# Your assignment
Search through the entries for the word "JSON" and copy every line that has it.

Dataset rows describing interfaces
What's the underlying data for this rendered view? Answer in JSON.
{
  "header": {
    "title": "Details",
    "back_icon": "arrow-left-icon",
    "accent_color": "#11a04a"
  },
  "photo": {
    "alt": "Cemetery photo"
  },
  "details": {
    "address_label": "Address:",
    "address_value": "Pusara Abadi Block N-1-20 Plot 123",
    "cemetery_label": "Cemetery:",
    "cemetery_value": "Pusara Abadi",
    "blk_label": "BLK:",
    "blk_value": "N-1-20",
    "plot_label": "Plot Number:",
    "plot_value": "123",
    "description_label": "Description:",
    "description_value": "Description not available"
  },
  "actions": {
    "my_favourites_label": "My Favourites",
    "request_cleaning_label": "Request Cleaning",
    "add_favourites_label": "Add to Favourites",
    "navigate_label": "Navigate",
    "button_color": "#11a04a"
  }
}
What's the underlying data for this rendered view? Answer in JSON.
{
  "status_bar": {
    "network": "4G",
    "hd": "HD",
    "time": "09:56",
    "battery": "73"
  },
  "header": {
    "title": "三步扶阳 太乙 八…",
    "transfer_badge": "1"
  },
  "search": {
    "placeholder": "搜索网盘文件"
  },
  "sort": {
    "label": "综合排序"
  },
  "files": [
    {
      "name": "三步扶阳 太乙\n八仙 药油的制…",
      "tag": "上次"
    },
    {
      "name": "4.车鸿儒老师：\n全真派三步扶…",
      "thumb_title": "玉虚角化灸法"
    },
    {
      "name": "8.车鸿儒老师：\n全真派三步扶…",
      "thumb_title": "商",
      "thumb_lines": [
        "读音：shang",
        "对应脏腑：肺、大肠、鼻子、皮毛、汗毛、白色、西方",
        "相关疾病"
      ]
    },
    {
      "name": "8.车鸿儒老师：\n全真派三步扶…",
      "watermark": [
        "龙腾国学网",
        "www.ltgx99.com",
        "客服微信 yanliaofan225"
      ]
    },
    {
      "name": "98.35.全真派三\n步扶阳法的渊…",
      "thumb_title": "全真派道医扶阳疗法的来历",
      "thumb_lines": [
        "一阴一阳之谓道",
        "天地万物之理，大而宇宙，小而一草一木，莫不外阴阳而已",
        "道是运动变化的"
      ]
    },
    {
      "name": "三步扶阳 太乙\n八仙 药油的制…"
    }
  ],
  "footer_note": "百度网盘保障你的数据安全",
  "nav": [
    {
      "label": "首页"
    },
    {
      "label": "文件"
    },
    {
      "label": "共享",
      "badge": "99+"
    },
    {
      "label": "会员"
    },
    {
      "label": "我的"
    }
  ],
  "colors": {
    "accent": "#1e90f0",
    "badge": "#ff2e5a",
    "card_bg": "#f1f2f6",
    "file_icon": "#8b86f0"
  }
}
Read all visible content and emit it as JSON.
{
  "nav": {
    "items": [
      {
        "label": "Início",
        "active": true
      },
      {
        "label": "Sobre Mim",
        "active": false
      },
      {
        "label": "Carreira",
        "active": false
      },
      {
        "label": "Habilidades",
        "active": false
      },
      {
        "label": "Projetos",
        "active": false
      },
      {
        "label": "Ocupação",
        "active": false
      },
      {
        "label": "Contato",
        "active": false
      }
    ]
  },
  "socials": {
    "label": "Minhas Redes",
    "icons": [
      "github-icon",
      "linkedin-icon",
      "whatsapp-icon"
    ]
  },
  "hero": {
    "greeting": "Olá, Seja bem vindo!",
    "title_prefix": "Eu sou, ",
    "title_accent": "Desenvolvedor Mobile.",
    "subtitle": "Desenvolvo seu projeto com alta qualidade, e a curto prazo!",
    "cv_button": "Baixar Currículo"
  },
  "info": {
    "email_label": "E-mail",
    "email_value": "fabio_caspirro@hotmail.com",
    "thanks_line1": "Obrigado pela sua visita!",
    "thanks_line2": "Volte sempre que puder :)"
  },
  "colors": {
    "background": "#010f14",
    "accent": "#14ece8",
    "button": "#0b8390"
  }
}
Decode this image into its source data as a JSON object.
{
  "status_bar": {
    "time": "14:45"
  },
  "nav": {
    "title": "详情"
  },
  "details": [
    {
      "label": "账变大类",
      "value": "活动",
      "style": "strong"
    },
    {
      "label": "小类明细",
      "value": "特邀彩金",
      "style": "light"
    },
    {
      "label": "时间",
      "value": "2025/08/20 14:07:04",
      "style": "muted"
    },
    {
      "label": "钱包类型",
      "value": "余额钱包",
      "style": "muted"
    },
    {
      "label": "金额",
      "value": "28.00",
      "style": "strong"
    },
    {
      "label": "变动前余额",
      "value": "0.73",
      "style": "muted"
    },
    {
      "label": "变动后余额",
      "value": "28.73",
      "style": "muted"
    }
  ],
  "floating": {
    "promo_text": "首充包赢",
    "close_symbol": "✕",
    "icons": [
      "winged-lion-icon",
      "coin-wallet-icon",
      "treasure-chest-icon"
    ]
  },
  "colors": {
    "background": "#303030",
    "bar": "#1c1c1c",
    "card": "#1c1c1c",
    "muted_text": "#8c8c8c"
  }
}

# Written response
What's the underlying data for this rendered view? Answer in JSON.
What's the underlying data for this rendered view? Answer in JSON.
Read all visible content and emit it as JSON.
Decode this image into its source data as a JSON object.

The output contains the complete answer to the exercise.